In January of 2001, Arkansas passed Act 1785 of 2001, to provide fair housing and fair lending enforcement within its borders. The law was amended over the next two years to allow Arkansas’s fair housing and fair lending laws to obtain substantial equivalency with federal legislation and qualify Arkansas to participate in U.S. Department of Housing and Urban Development’s (HUD) Fair Housing Assistance Program. During this period, HUD provided technical assistance and legal analysis to assist Arkansas in developing its fair housing law and create the Arkansas Fair Housing Commission – a regulatory body charged with investigating and resolving fair housing and fair lending complaints in Arkansas. In July of 2003, Arkansas enacted an amended fair housing law which provides substantially equivalent the same protections as the federal Fair Housing Act.
With the passage of Act 1785 of 2001, HUD recognized the Arkansas Fair Housing Act as being “substantially equivalent” to the federal Fair Housing Act and allowed Arkansas to join other States already participating in HUD’s Fair Housing Assistance Program.

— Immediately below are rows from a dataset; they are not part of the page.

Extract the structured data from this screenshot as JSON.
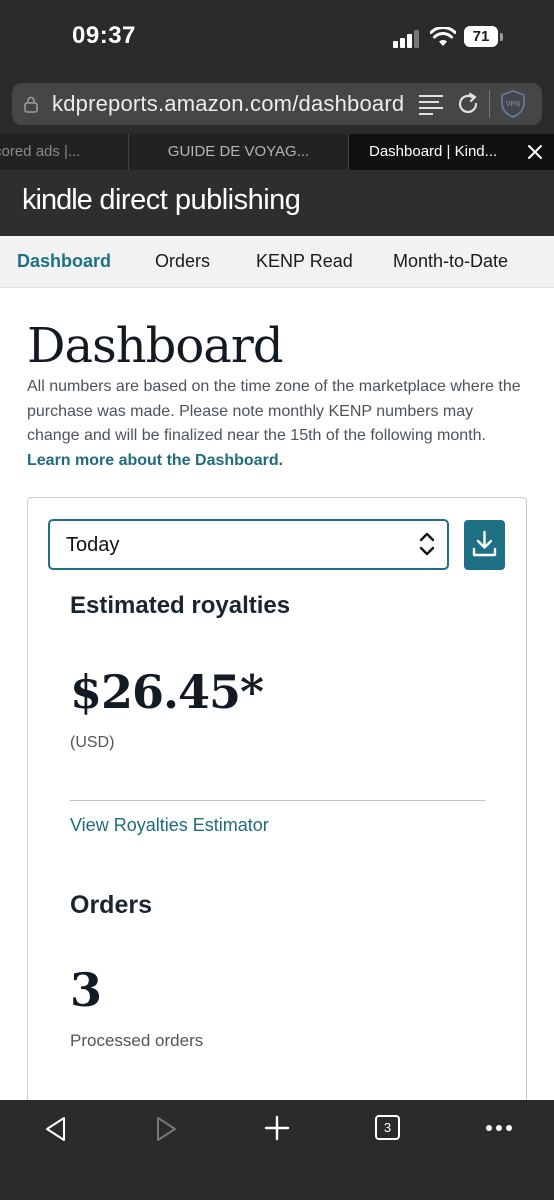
{
  "status_bar": {
    "time": "09:37",
    "battery": "71"
  },
  "browser": {
    "url": "kdpreports.amazon.com/dashboard",
    "tabs": [
      {
        "label": "cored ads |..."
      },
      {
        "label": "GUIDE DE VOYAG..."
      },
      {
        "label": "Dashboard | Kind..."
      }
    ],
    "tab_count": "3"
  },
  "kdp": {
    "logo_bold": "kindle",
    "logo_rest": "direct publishing"
  },
  "nav": {
    "items": [
      {
        "label": "Dashboard"
      },
      {
        "label": "Orders"
      },
      {
        "label": "KENP Read"
      },
      {
        "label": "Month-to-Date"
      }
    ]
  },
  "page": {
    "title": "Dashboard",
    "intro": "All numbers are based on the time zone of the marketplace where the purchase was made. Please note monthly KENP numbers may change and will be finalized near the 15th of the following month.",
    "intro_link": "Learn more about the Dashboard."
  },
  "card": {
    "period": "Today",
    "royalties_heading": "Estimated royalties",
    "royalties_value": "$26.45*",
    "royalties_currency": "(USD)",
    "estimator_link": "View Royalties Estimator",
    "orders_heading": "Orders",
    "orders_value": "3",
    "orders_caption": "Processed orders"
  },
  "colors": {
    "accent": "#1e7084",
    "link": "#1e6b7d",
    "chrome": "#2b2b2b"
  }
}
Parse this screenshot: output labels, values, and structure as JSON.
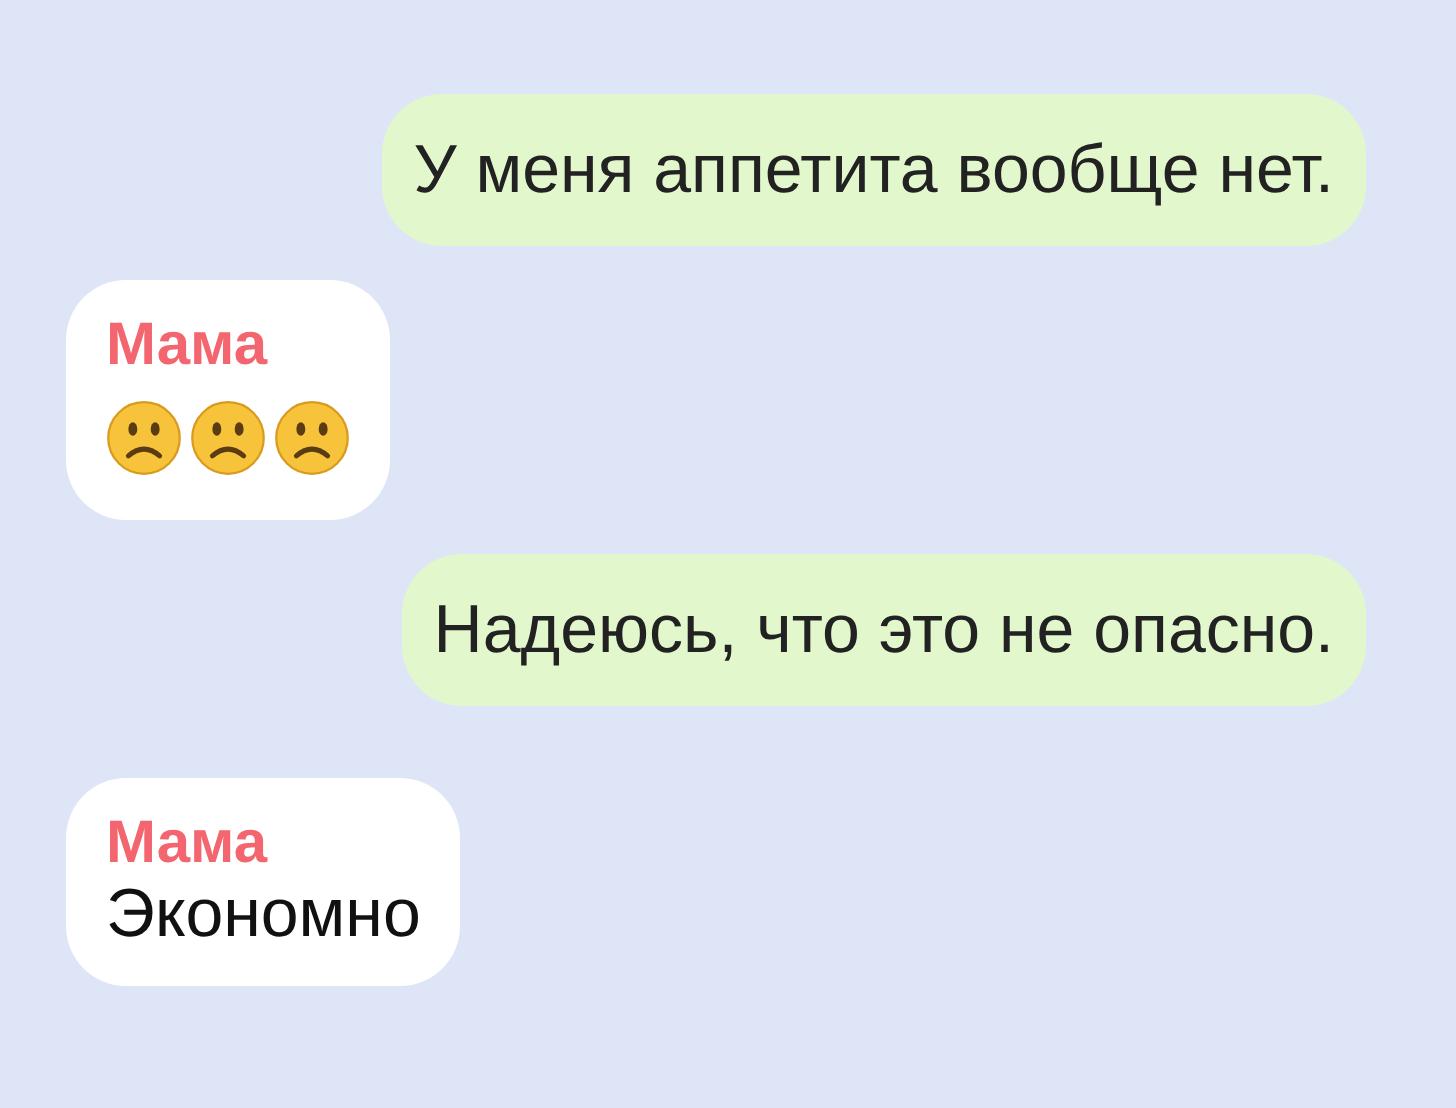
{
  "messages": [
    {
      "kind": "outgoing",
      "text": "У меня аппетита вообще нет."
    },
    {
      "kind": "incoming",
      "sender": "Мама",
      "emojis": [
        {
          "kind": "frown"
        },
        {
          "kind": "frown"
        },
        {
          "kind": "frown"
        }
      ]
    },
    {
      "kind": "outgoing",
      "text": "Надеюсь, что это не опасно."
    },
    {
      "kind": "incoming",
      "sender": "Мама",
      "text": "Экономно"
    }
  ]
}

In a ceremony held on August 20, 2003, HUD Assistant Secretary Carolyn Peoples joined Arkansas Governor Mike Huckabee and HUD FHEO Regional Director Garry Sweeney in celebrating the addition of the State of Arkansas to the Fair Housing Assistance Program.
Approximately 50 people attended the ceremony held at the State Capitol in Little Rock, Arkansas, including Little Rock Mayor Jim Dailey, members of the Arkansas Fair Housing Commission, representatives from the Arkansas Realtors Association, the Little Rock Racial and Cultural Diversity Commission, the National Association for the Advancement of Colored People and the HUD Little Rock field office.
The Arkansas Fair Housing Commission held its first formal meeting at the State Capitol on September 16, 2003, and opened its first permanent office on June 1, 2003, at 101 E. Capitol Avenue, Suite 212, Little Rock, Arkansas. The Commission meets quarterly on the third Thursday of the month at 1:30 p.m..
In 2008, the Arkansas Fair Housing Commission graduated to a “contributions agency” status with the responsibility of processing 100% of all fair housing violations within the state. That year AFHC received nearly 200 fair housing complaints for alleged infractions occurring within the State’s borders and was responsible for resolving all of those complaints. Since 2008, the Commission has continued to see increases in fair housing and fair lending complaints throughout the state.
The Arkansas Fair Housing Commission is the only state agency in Arkansas specifically charged with fair housing and fair lending enforcement and education. As a state agency, AFHC is uniquely poised to enforce the Fair Housing Act and to cooperate with and provide technical and other assistance to federal, state, local and other public or private entities that are formulating or operating programs to prevent or eliminate discriminatory housing practices. Prior to enactment of state legislation, fair housing and fair lending violations were investigated at a regional as opposed to state/local level.
AFHC is a quasi-judicial, regulatory agency charged with enforcing fair housing and fair lending laws within the entire state and constitutes the sole civil rights enforcement agency within the state’s borders.